The interesting thing about this query structure is that if we edit it a little bit, it can be maintained in EASYProcess. This is because the WhereClause applied to both sides of the union is the same. So, it could be condensed and eliminate the need for developer maintained parameterization.



SELECT [SelectClause] FROM [Table1] WHERE [WhereClause]


SELECT [SelectClause] FROM [Table2] WHERE [WhereClause]

SELECT [SelectClause]


[Table1] UNION [Table2]

WHERE [WhereClause]

Using ParametersXML

RunQueries require that the developer maintain the parameterization manually. This can be done by right-clicking the “Parameters” node on the service canvas and selecting “Add New Parameter”. However, as an alternative, the RunQuery could accept the XML for the parameters instead of the individually added parameters.

This must have the following structure:





Typing ParametersXML Straight Into RunQuery

As long as the necessary structure is used, the ParametersXML can be typed right into this node on the RunQuery. See below an example of this:

This is done if the order of the parameters really matters and the developer might find it difficult to use EASYProcess to maintain the order by right-clicking the individual parameters and selecting to move up or down. With the ParametersXML, moving the Parameters around is just copying and pasting the chunks of XML.
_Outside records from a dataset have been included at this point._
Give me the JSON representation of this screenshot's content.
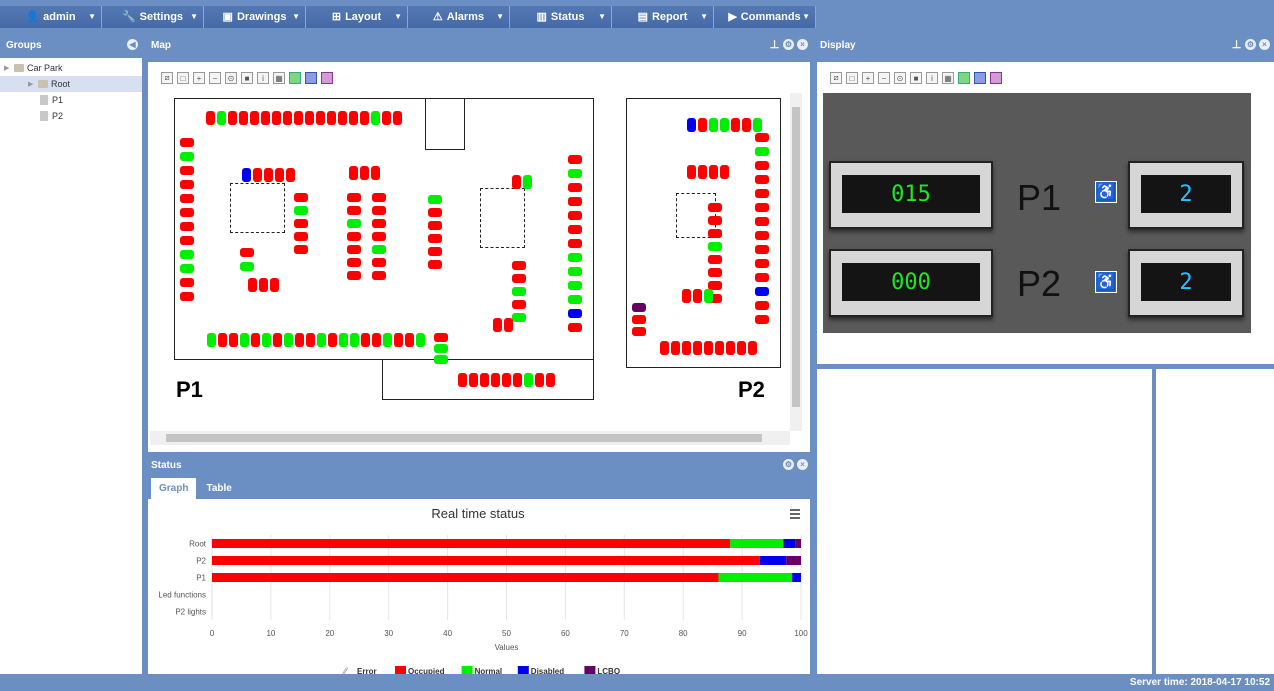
{
  "menu": {
    "items": [
      {
        "label": "admin",
        "icon": "user-icon"
      },
      {
        "label": "Settings",
        "icon": "wrench-icon"
      },
      {
        "label": "Drawings",
        "icon": "image-icon"
      },
      {
        "label": "Layout",
        "icon": "layout-icon"
      },
      {
        "label": "Alarms",
        "icon": "warning-icon"
      },
      {
        "label": "Status",
        "icon": "bar-chart-icon"
      },
      {
        "label": "Report",
        "icon": "document-icon"
      },
      {
        "label": "Commands",
        "icon": "play-icon"
      }
    ]
  },
  "groups": {
    "title": "Groups",
    "tree": [
      {
        "label": "Car Park"
      },
      {
        "label": "Root"
      },
      {
        "label": "P1"
      },
      {
        "label": "P2"
      }
    ]
  },
  "map": {
    "title": "Map",
    "label_p1": "P1",
    "label_p2": "P2"
  },
  "display": {
    "title": "Display",
    "rows": [
      {
        "label": "P1",
        "count": "015",
        "disabled": "2"
      },
      {
        "label": "P2",
        "count": "000",
        "disabled": "2"
      }
    ]
  },
  "status": {
    "title": "Status",
    "tabs": [
      {
        "label": "Graph"
      },
      {
        "label": "Table"
      }
    ]
  },
  "chart_data": {
    "type": "bar",
    "orientation": "horizontal",
    "stacked": true,
    "title": "Real time status",
    "xlabel": "Values",
    "ylabel": "",
    "xlim": [
      0,
      100
    ],
    "xticks": [
      0,
      10,
      20,
      30,
      40,
      50,
      60,
      70,
      80,
      90,
      100
    ],
    "categories": [
      "Root",
      "P2",
      "P1",
      "Led functions",
      "P2 lights"
    ],
    "series": [
      {
        "name": "Error",
        "color": "#888888",
        "values": [
          0,
          0,
          0,
          0,
          0
        ]
      },
      {
        "name": "Occupied",
        "color": "#ff0000",
        "values": [
          88,
          93,
          86,
          0,
          0
        ]
      },
      {
        "name": "Normal",
        "color": "#00ee00",
        "values": [
          9,
          0,
          12.5,
          0,
          0
        ]
      },
      {
        "name": "Disabled",
        "color": "#0000ee",
        "values": [
          2,
          4.5,
          1.5,
          0,
          0
        ]
      },
      {
        "name": "LCBO",
        "color": "#660066",
        "values": [
          1,
          2.5,
          0,
          0,
          0
        ]
      }
    ],
    "legend": "bottom-center"
  },
  "footer": {
    "server_time": "Server time: 2018-04-17 10:52"
  },
  "colors": {
    "chrome": "#6b8fc3",
    "occupied": "#ff0000",
    "normal": "#00ee00",
    "disabled": "#0000ee",
    "lcd_green": "#1ee81e",
    "lcd_cyan": "#1ec8ff"
  }
}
Another reason this is useful is if some of your parameters will not always exist. They could be present based on certain conditions. For these reasons, you might want to encase your parameters in XSLT functions like “if” or “choose”. You may also want your parameters to be created based on another service’s results. In this case, you may want to create your parameters with an XSLT “for-each” function. See below an example of using XSLT functions in the ParametersXML.

Used with QueryToRun Evaluate

This is used because sometimes queries are stored in Evaluates named “QueryToRun”.

This could be done to store the text of the query and then reference it in two Queries:

This could also be done so that two process flow branches could each create a QueryToRun variable and the actual RunQuery can then reference it and not have to know which branch it came from:

In either case, when a QueryToRun evaluate is used, it must have two evals: Query and Parameters. See here, the RunQuery is referencing an Evaluate’s “Parameters” Evaluate. Also notice the XSLT variable is a “copy-of”. This means it will not just copy the values, but the XML itself.

 This means the Evaluate had to have a “Eval” named “Parameters”. Within the “Expression”, the parameters themselves can be listed in “Parameter” tags:

iSeries Parameterization

When using a RunQuery to query the JDE database, the database type can differ which will require a different syntax in queries. There will be actual syntax differences which will affect how you write your query (ISNULL vs IFNULL, TOP vs FETCH FIRST N ROWS ONLY, etc). However, the biggest change you will have to be aware of, is how parameterization is affected when DB2 database configuration (iSeries) is used.

Regularly, parameterization uses @[ParameterName] in the query to tell EASYProcess which parameter should be used in the query. With iSeries, a “?” is used in the query instead. Since all the parameters in the query will be shown with a question mark, there will be no way to distinguish between them. This makes the order the parameters are defined very important. In order, EASYProcess replaces a question mark with the next parameter in the list.

In the example below, there is a RunQuery which has a SQL query using a Union. Each side of the union has 4 parameters:

Here are the parameters that are referenced in the query. Notice that they are used in order: